Quarantine Blues #3
When everyone has a mask on it's hard to know if you're in the right place
So it’s Saturday and I’m standing here on the hard ground of the cemetery, hoping I’m in the right place because I came late, I didn’t want to be part of a funeral procession, but I wanted to come because I love Steve, whose father died the other day after a long time being sick and I know how hard it is to lose your father, no matter how long it takes for him to die. I only expected to know one other person there, but I can’t see her. I can’t approach any of the other mourners to ask if I’m at the right burial because, you know, COVID19 makes it hard to go up to anyone you don’t know especially if they’re wearing a mask. The family, which is sitting in folding chairs at the edge of the gravesite, also has masks on, so I couldn’t tell if Steve was one of them.

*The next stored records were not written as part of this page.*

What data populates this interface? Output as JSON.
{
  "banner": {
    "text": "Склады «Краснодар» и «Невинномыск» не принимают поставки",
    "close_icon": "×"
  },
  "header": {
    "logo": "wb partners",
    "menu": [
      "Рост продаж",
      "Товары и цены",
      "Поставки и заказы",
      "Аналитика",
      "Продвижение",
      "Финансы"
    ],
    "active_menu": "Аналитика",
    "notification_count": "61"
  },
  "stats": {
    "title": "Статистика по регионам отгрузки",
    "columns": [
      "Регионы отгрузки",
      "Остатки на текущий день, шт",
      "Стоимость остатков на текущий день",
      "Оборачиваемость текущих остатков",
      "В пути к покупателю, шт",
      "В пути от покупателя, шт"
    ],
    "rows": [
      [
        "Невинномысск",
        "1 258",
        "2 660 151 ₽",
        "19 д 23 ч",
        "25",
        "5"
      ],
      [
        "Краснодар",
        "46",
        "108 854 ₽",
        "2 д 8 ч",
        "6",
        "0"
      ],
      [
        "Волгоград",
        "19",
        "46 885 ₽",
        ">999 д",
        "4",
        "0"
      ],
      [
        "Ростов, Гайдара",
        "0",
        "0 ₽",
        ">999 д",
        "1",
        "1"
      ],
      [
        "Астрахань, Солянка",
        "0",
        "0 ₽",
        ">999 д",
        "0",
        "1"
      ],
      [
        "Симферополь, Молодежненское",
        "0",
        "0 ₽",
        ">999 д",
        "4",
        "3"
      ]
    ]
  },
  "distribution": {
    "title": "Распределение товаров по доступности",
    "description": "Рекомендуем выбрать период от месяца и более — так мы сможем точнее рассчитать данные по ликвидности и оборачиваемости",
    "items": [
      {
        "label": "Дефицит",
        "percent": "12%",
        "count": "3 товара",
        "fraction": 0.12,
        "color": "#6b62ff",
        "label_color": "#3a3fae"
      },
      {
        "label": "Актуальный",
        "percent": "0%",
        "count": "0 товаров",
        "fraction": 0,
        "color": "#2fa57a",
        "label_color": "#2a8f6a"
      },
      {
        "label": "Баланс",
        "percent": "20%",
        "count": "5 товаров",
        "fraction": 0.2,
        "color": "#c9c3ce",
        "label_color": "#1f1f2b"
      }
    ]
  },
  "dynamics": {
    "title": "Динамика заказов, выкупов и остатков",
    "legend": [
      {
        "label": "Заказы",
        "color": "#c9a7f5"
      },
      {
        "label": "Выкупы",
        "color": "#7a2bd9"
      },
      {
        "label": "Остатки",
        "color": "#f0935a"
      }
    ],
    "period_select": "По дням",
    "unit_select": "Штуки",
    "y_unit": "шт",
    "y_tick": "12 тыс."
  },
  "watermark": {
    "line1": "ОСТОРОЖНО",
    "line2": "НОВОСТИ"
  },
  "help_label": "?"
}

I feel like I’m in the right place. There’s the coffin, that at least looks familiar. There’s a priest saying how wonderful the person was, and he intoned prayers. Everyone seemed to know when to cross themselves, which they did so violently that birds started tweeting with surprise every time they felt the wind created by hands making a sign that is also a beg: “please God, whatever I’ve done I’m sorry and when I go please, please, please let me into heaven so I’ll see, ah…whoever it is that’s in the coffin.”
The priest sprinkles some holy water on the coffin and walks away, leaving it to what must be a family member to thank everyone for coming, and how much it would mean to Mike that they were all here.
Mike. Steve’s father’s name isn’t Mike.
It’s not polite to run away from a burial site, so I walk as fast as I can to my car and drive around the cemetery looking for a group of mourners gathered around a gravesite. When I couldn’t find any I pulled over and risked texting our mutual friend Susan who I thought must have been there behind a mask.
I got an immediate response. “The burial is Monday …”